# RECORDS TO USE:
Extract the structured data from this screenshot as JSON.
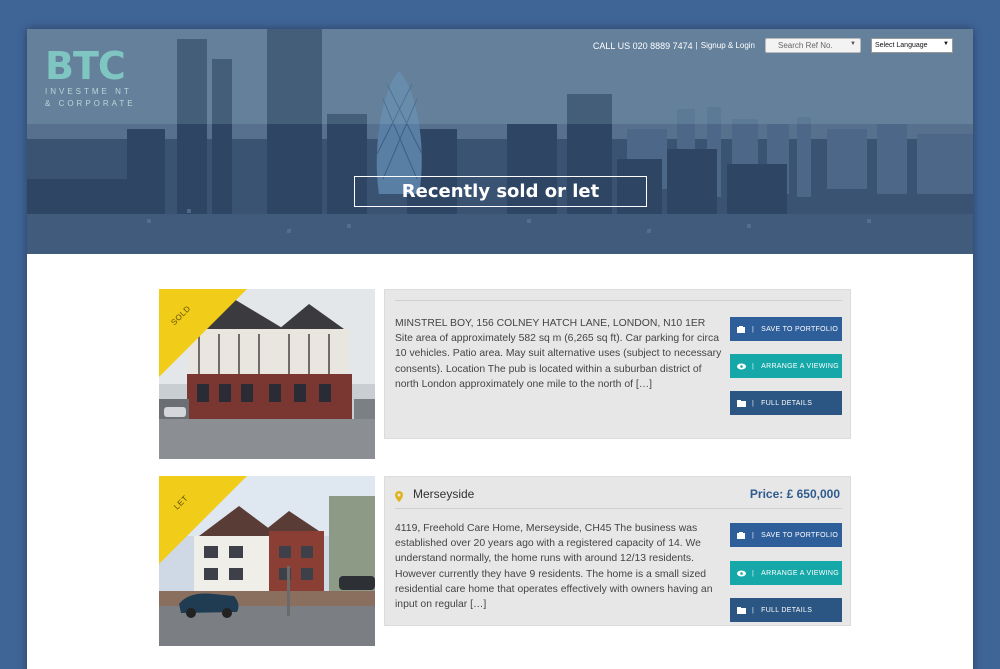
{
  "header": {
    "logo_mark": "BTC",
    "logo_line1": "INVESTME NT",
    "logo_line2": "& CORPORATE",
    "call": "CALL US 020 8889 7474",
    "separator": "|",
    "signup": "Signup & Login",
    "search_placeholder": "Search Ref No.",
    "language": "Select Language"
  },
  "hero": {
    "title": "Recently sold or let"
  },
  "listings": [
    {
      "badge": "SOLD",
      "location": "",
      "price": "",
      "description": "MINSTREL BOY, 156 COLNEY HATCH LANE, LONDON, N10 1ER Site area of approximately 582 sq m (6,265 sq ft). Car parking for circa 10 vehicles. Patio area. May suit alternative uses (subject to necessary consents).   Location The pub is located within a suburban district of north London approximately one mile to the north of […]",
      "btn_save": "SAVE TO PORTFOLIO",
      "btn_view": "ARRANGE A VIEWING",
      "btn_details": "FULL DETAILS"
    },
    {
      "badge": "LET",
      "location": "Merseyside",
      "price": "Price: £ 650,000",
      "description": "4119, Freehold Care Home, Merseyside, CH45 The business was established over 20 years ago with a registered capacity of 14. We understand normally, the home runs with around 12/13 residents. However currently they have 9 residents. The home is a small sized residential care home that operates effectively with owners having an input on regular […]",
      "btn_save": "SAVE TO PORTFOLIO",
      "btn_view": "ARRANGE A VIEWING",
      "btn_details": "FULL DETAILS"
    }
  ],
  "icons": {
    "save": "portfolio-icon",
    "view": "eye-icon",
    "details": "folder-icon",
    "location": "map-pin-icon"
  },
  "colors": {
    "page_bg": "#3f6496",
    "logo": "#7fc6c2",
    "ribbon": "#f1cd1a",
    "btn_blue": "#2f5f9b",
    "btn_teal": "#16a8a8",
    "btn_navy": "#2b5582",
    "price": "#2f5b8e"
  }
}
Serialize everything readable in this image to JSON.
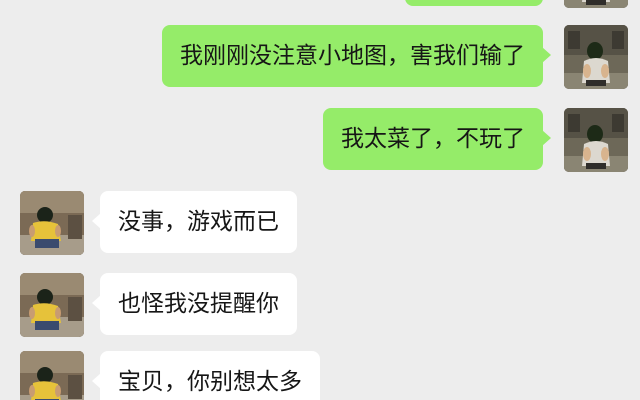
{
  "conversation": {
    "messages": [
      {
        "sender": "me",
        "text": ""
      },
      {
        "sender": "me",
        "text": "我刚刚没注意小地图，害我们输了"
      },
      {
        "sender": "me",
        "text": "我太菜了，不玩了"
      },
      {
        "sender": "other",
        "text": "没事，游戏而已"
      },
      {
        "sender": "other",
        "text": "也怪我没提醒你"
      },
      {
        "sender": "other",
        "text": "宝贝，你别想太多"
      }
    ]
  },
  "colors": {
    "background": "#ededed",
    "outgoing_bubble": "#95ec69",
    "incoming_bubble": "#ffffff",
    "text": "#161616"
  },
  "icons": {
    "my_avatar": "user-avatar-photo",
    "other_avatar": "contact-avatar-photo"
  }
}
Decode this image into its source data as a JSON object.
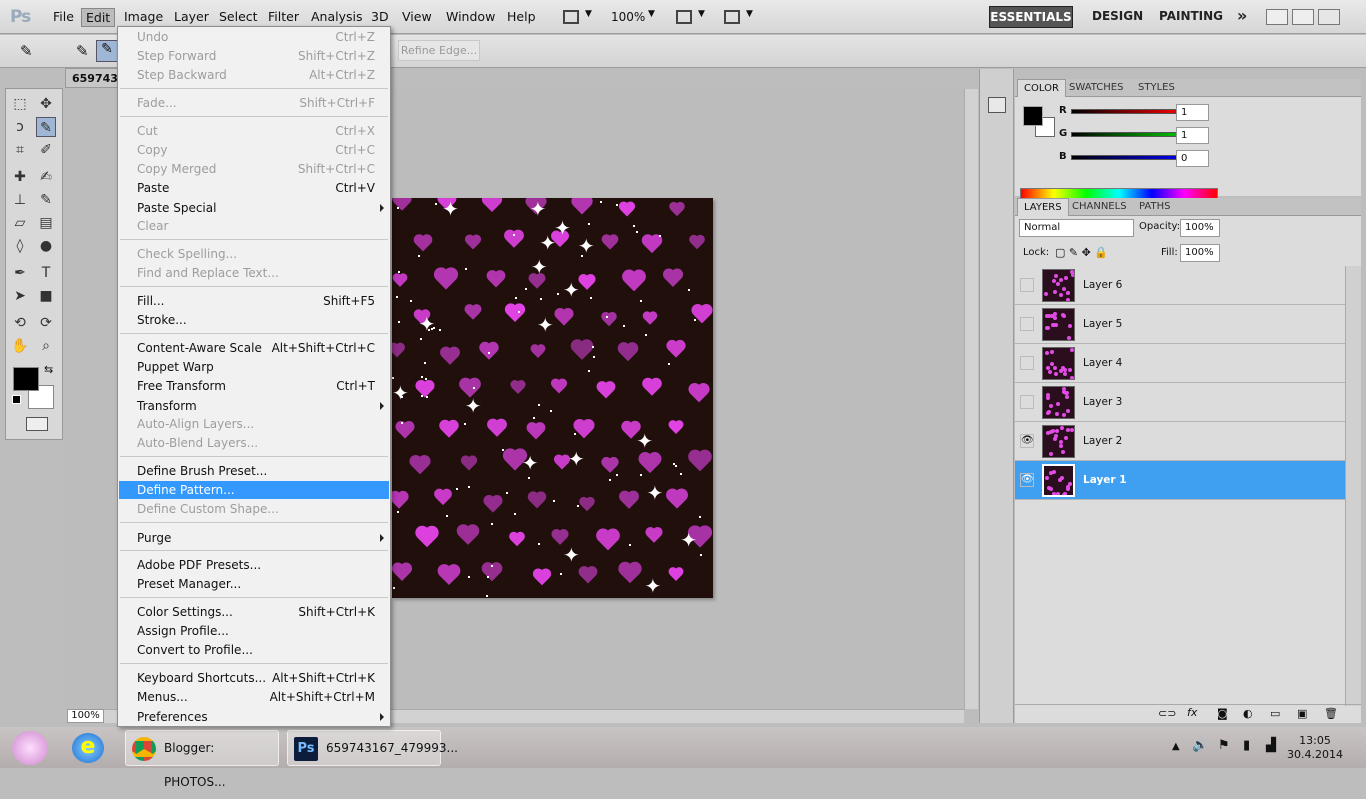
{
  "menubar": {
    "logo": "Ps",
    "items": [
      "File",
      "Edit",
      "Image",
      "Layer",
      "Select",
      "Filter",
      "Analysis",
      "3D",
      "View",
      "Window",
      "Help"
    ],
    "zoom": "100%",
    "workspaces": [
      "ESSENTIALS",
      "DESIGN",
      "PAINTING"
    ],
    "more": "»"
  },
  "options_bar": {
    "refine_edge": "Refine Edge..."
  },
  "document": {
    "tab": "6597431",
    "zoom_box": "100%"
  },
  "edit_menu": {
    "undo": {
      "label": "Undo",
      "shortcut": "Ctrl+Z"
    },
    "step_forward": {
      "label": "Step Forward",
      "shortcut": "Shift+Ctrl+Z"
    },
    "step_backward": {
      "label": "Step Backward",
      "shortcut": "Alt+Ctrl+Z"
    },
    "fade": {
      "label": "Fade...",
      "shortcut": "Shift+Ctrl+F"
    },
    "cut": {
      "label": "Cut",
      "shortcut": "Ctrl+X"
    },
    "copy": {
      "label": "Copy",
      "shortcut": "Ctrl+C"
    },
    "copy_merged": {
      "label": "Copy Merged",
      "shortcut": "Shift+Ctrl+C"
    },
    "paste": {
      "label": "Paste",
      "shortcut": "Ctrl+V"
    },
    "paste_special": {
      "label": "Paste Special"
    },
    "clear": {
      "label": "Clear"
    },
    "check_spelling": {
      "label": "Check Spelling..."
    },
    "find_replace": {
      "label": "Find and Replace Text..."
    },
    "fill": {
      "label": "Fill...",
      "shortcut": "Shift+F5"
    },
    "stroke": {
      "label": "Stroke..."
    },
    "content_aware": {
      "label": "Content-Aware Scale",
      "shortcut": "Alt+Shift+Ctrl+C"
    },
    "puppet_warp": {
      "label": "Puppet Warp"
    },
    "free_transform": {
      "label": "Free Transform",
      "shortcut": "Ctrl+T"
    },
    "transform": {
      "label": "Transform"
    },
    "auto_align": {
      "label": "Auto-Align Layers..."
    },
    "auto_blend": {
      "label": "Auto-Blend Layers..."
    },
    "define_brush": {
      "label": "Define Brush Preset..."
    },
    "define_pattern": {
      "label": "Define Pattern..."
    },
    "define_shape": {
      "label": "Define Custom Shape..."
    },
    "purge": {
      "label": "Purge"
    },
    "pdf_presets": {
      "label": "Adobe PDF Presets..."
    },
    "preset_manager": {
      "label": "Preset Manager..."
    },
    "color_settings": {
      "label": "Color Settings...",
      "shortcut": "Shift+Ctrl+K"
    },
    "assign_profile": {
      "label": "Assign Profile..."
    },
    "convert_profile": {
      "label": "Convert to Profile..."
    },
    "keyboard_shortcuts": {
      "label": "Keyboard Shortcuts...",
      "shortcut": "Alt+Shift+Ctrl+K"
    },
    "menus": {
      "label": "Menus...",
      "shortcut": "Alt+Shift+Ctrl+M"
    },
    "preferences": {
      "label": "Preferences"
    }
  },
  "color_panel": {
    "tabs": [
      "COLOR",
      "SWATCHES",
      "STYLES"
    ],
    "r_label": "R",
    "g_label": "G",
    "b_label": "B",
    "r": "1",
    "g": "1",
    "b": "0",
    "foreground": "#000000",
    "background": "#ffffff"
  },
  "layers_panel": {
    "tabs": [
      "LAYERS",
      "CHANNELS",
      "PATHS"
    ],
    "blend_mode": "Normal",
    "opacity_label": "Opacity:",
    "opacity": "100%",
    "lock_label": "Lock:",
    "fill_label": "Fill:",
    "fill": "100%",
    "layers": [
      {
        "name": "Layer 6",
        "visible": false
      },
      {
        "name": "Layer 5",
        "visible": false
      },
      {
        "name": "Layer 4",
        "visible": false
      },
      {
        "name": "Layer 3",
        "visible": false
      },
      {
        "name": "Layer 2",
        "visible": true
      },
      {
        "name": "Layer 1",
        "visible": true,
        "selected": true
      }
    ],
    "selected_color": "#3f9ff0"
  },
  "taskbar": {
    "apps": [
      {
        "label": "Blogger: PHOTOS..."
      },
      {
        "label": "659743167_479993..."
      }
    ],
    "time": "13:05",
    "date": "30.4.2014"
  }
}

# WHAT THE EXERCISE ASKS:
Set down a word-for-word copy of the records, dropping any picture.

# EXERCISE ANSWER:
Extract the structured data from this screenshot as JSON.
{
  "header": {
    "logo_mark": "BTC",
    "logo_line1": "INVESTME NT",
    "logo_line2": "& CORPORATE",
    "call": "CALL US 020 8889 7474",
    "separator": "|",
    "signup": "Signup & Login",
    "search_placeholder": "Search Ref No.",
    "language": "Select Language"
  },
  "hero": {
    "title": "Recently sold or let"
  },
  "listings": [
    {
      "badge": "SOLD",
      "location": "",
      "price": "",
      "description": "MINSTREL BOY, 156 COLNEY HATCH LANE, LONDON, N10 1ER Site area of approximately 582 sq m (6,265 sq ft). Car parking for circa 10 vehicles. Patio area. May suit alternative uses (subject to necessary consents).   Location The pub is located within a suburban district of north London approximately one mile to the north of […]",
      "btn_save": "SAVE TO PORTFOLIO",
      "btn_view": "ARRANGE A VIEWING",
      "btn_details": "FULL DETAILS"
    },
    {
      "badge": "LET",
      "location": "Merseyside",
      "price": "Price: £ 650,000",
      "description": "4119, Freehold Care Home, Merseyside, CH45 The business was established over 20 years ago with a registered capacity of 14. We understand normally, the home runs with around 12/13 residents. However currently they have 9 residents. The home is a small sized residential care home that operates effectively with owners having an input on regular […]",
      "btn_save": "SAVE TO PORTFOLIO",
      "btn_view": "ARRANGE A VIEWING",
      "btn_details": "FULL DETAILS"
    }
  ],
  "icons": {
    "save": "portfolio-icon",
    "view": "eye-icon",
    "details": "folder-icon",
    "location": "map-pin-icon"
  },
  "colors": {
    "page_bg": "#3f6496",
    "logo": "#7fc6c2",
    "ribbon": "#f1cd1a",
    "btn_blue": "#2f5f9b",
    "btn_teal": "#16a8a8",
    "btn_navy": "#2b5582",
    "price": "#2f5b8e"
  }
}
Serialize everything readable in this image to JSON.
{
  "conversation": {
    "messages": [
      {
        "sender": "me",
        "text": ""
      },
      {
        "sender": "me",
        "text": "我刚刚没注意小地图，害我们输了"
      },
      {
        "sender": "me",
        "text": "我太菜了，不玩了"
      },
      {
        "sender": "other",
        "text": "没事，游戏而已"
      },
      {
        "sender": "other",
        "text": "也怪我没提醒你"
      },
      {
        "sender": "other",
        "text": "宝贝，你别想太多"
      }
    ]
  },
  "colors": {
    "background": "#ededed",
    "outgoing_bubble": "#95ec69",
    "incoming_bubble": "#ffffff",
    "text": "#161616"
  },
  "icons": {
    "my_avatar": "user-avatar-photo",
    "other_avatar": "contact-avatar-photo"
  }
}
Decode this image into its source data as a JSON object.
{
  "menubar": {
    "logo": "Ps",
    "items": [
      "File",
      "Edit",
      "Image",
      "Layer",
      "Select",
      "Filter",
      "Analysis",
      "3D",
      "View",
      "Window",
      "Help"
    ],
    "zoom": "100%",
    "workspaces": [
      "ESSENTIALS",
      "DESIGN",
      "PAINTING"
    ],
    "more": "»"
  },
  "options_bar": {
    "refine_edge": "Refine Edge..."
  },
  "document": {
    "tab": "6597431",
    "zoom_box": "100%"
  },
  "edit_menu": {
    "undo": {
      "label": "Undo",
      "shortcut": "Ctrl+Z"
    },
    "step_forward": {
      "label": "Step Forward",
      "shortcut": "Shift+Ctrl+Z"
    },
    "step_backward": {
      "label": "Step Backward",
      "shortcut": "Alt+Ctrl+Z"
    },
    "fade": {
      "label": "Fade...",
      "shortcut": "Shift+Ctrl+F"
    },
    "cut": {
      "label": "Cut",
      "shortcut": "Ctrl+X"
    },
    "copy": {
      "label": "Copy",
      "shortcut": "Ctrl+C"
    },
    "copy_merged": {
      "label": "Copy Merged",
      "shortcut": "Shift+Ctrl+C"
    },
    "paste": {
      "label": "Paste",
      "shortcut": "Ctrl+V"
    },
    "paste_special": {
      "label": "Paste Special"
    },
    "clear": {
      "label": "Clear"
    },
    "check_spelling": {
      "label": "Check Spelling..."
    },
    "find_replace": {
      "label": "Find and Replace Text..."
    },
    "fill": {
      "label": "Fill...",
      "shortcut": "Shift+F5"
    },
    "stroke": {
      "label": "Stroke..."
    },
    "content_aware": {
      "label": "Content-Aware Scale",
      "shortcut": "Alt+Shift+Ctrl+C"
    },
    "puppet_warp": {
      "label": "Puppet Warp"
    },
    "free_transform": {
      "label": "Free Transform",
      "shortcut": "Ctrl+T"
    },
    "transform": {
      "label": "Transform"
    },
    "auto_align": {
      "label": "Auto-Align Layers..."
    },
    "auto_blend": {
      "label": "Auto-Blend Layers..."
    },
    "define_brush": {
      "label": "Define Brush Preset..."
    },
    "define_pattern": {
      "label": "Define Pattern..."
    },
    "define_shape": {
      "label": "Define Custom Shape..."
    },
    "purge": {
      "label": "Purge"
    },
    "pdf_presets": {
      "label": "Adobe PDF Presets..."
    },
    "preset_manager": {
      "label": "Preset Manager..."
    },
    "color_settings": {
      "label": "Color Settings...",
      "shortcut": "Shift+Ctrl+K"
    },
    "assign_profile": {
      "label": "Assign Profile..."
    },
    "convert_profile": {
      "label": "Convert to Profile..."
    },
    "keyboard_shortcuts": {
      "label": "Keyboard Shortcuts...",
      "shortcut": "Alt+Shift+Ctrl+K"
    },
    "menus": {
      "label": "Menus...",
      "shortcut": "Alt+Shift+Ctrl+M"
    },
    "preferences": {
      "label": "Preferences"
    }
  },
  "color_panel": {
    "tabs": [
      "COLOR",
      "SWATCHES",
      "STYLES"
    ],
    "r_label": "R",
    "g_label": "G",
    "b_label": "B",
    "r": "1",
    "g": "1",
    "b": "0",
    "foreground": "#000000",
    "background": "#ffffff"
  },
  "layers_panel": {
    "tabs": [
      "LAYERS",
      "CHANNELS",
      "PATHS"
    ],
    "blend_mode": "Normal",
    "opacity_label": "Opacity:",
    "opacity": "100%",
    "lock_label": "Lock:",
    "fill_label": "Fill:",
    "fill": "100%",
    "layers": [
      {
        "name": "Layer 6",
        "visible": false
      },
      {
        "name": "Layer 5",
        "visible": false
      },
      {
        "name": "Layer 4",
        "visible": false
      },
      {
        "name": "Layer 3",
        "visible": false
      },
      {
        "name": "Layer 2",
        "visible": true
      },
      {
        "name": "Layer 1",
        "visible": true,
        "selected": true
      }
    ],
    "selected_color": "#3f9ff0"
  },
  "taskbar": {
    "apps": [
      {
        "label": "Blogger: PHOTOS..."
      },
      {
        "label": "659743167_479993..."
      }
    ],
    "time": "13:05",
    "date": "30.4.2014"
  }
}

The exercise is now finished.